Protein Intake Affects Seniors

Pass the eggs, please! Current research is highlighting the necessity of a protein-rich diet for seniors, in particular during instances of stress, such as when battling a chronic disease or acute illness, or preparing for a medical procedure or hospitalization, when protein is digested a lot less efficiently. And even when seniors are healthy, protein intake affects seniors’ muscle strength and mass, healthy bones and much more.

Nevertheless, as many as 1/3 of all older adults aren’t consuming adequate quantities of protein, for many reasons, which can include:

  • Taste impairments
  • Difficulties with swallowing
  • Monetary limitations
  • Reduced appetite
  • Dental issues

And, the less active lifestyle that numerous older adults lead even further compounds the damaging impacts of too little protein intake, including:

  • Deteriorating mobility
  • Reduced muscle mass and strength
  • Extended recovery times when ill
  • Eventual loss of independence

Thankfully, people who do eat suggested levels of protein have a propensity to continue to maintain independent functionality with tasks such as getting dressed and looking after other personal hygiene needs, walking, and climbing stairs. According to Wayne Campbell, professor of nutrition science at Purdue University, “While eating an adequate amount of protein is not going to prevent age-associated loss of muscle altogether, not eating enough protein can be an exacerbating factor that causes older adults to lose muscle faster.”

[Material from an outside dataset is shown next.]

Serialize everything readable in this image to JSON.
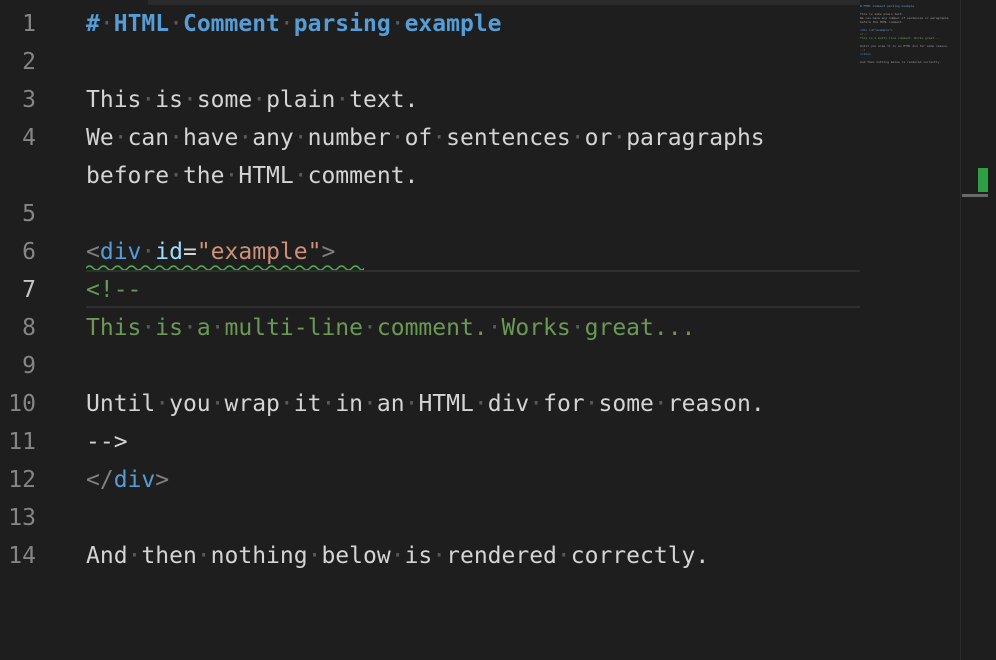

The research claims that protein should be obtained from natural food sources, instead of through protein shakes. Suggested protein levels are typically .8 grams of protein per 2.2 pounds of body weight each day; so, for a 120-pound woman, that equates to 48 grams of protein/day. Having said that, for individuals facing the stressors mentioned above, the guideline grows to 1.2 – 1.5 grams of protein per 2.2 pounds of body weight.

These protein-rich foods are wonderful options:

  • Chicken (28 grams of protein per 3-ounce serving)
  • Yogurt (18 grams of protein per 6-ounce serving)
  • Cottage cheese (14 grams of protein per ½-cup serving)
  • Lentils (9 grams of protein per cup)
  • Milk (8 grams of protein per cup)

Of course, make sure to confer with a senior’s physician prior to making any dietary adjustments. Once a dietary plan is authorized, let the professional care team from At-Home Care Company assist by planning and preparing nutritious, appetizing meals, picking up groceries and guaranteeing the pantry and fridge are stocked with nourishing meal and snack choices, offering motivation to maintain an energetic lifestyle, and so much more – all adding to improved overall health.

Email or call us any time at (515) 292-2650 request a free in-home consultation and to learn more about our senior helpers in Des Moines and the surrounding communities.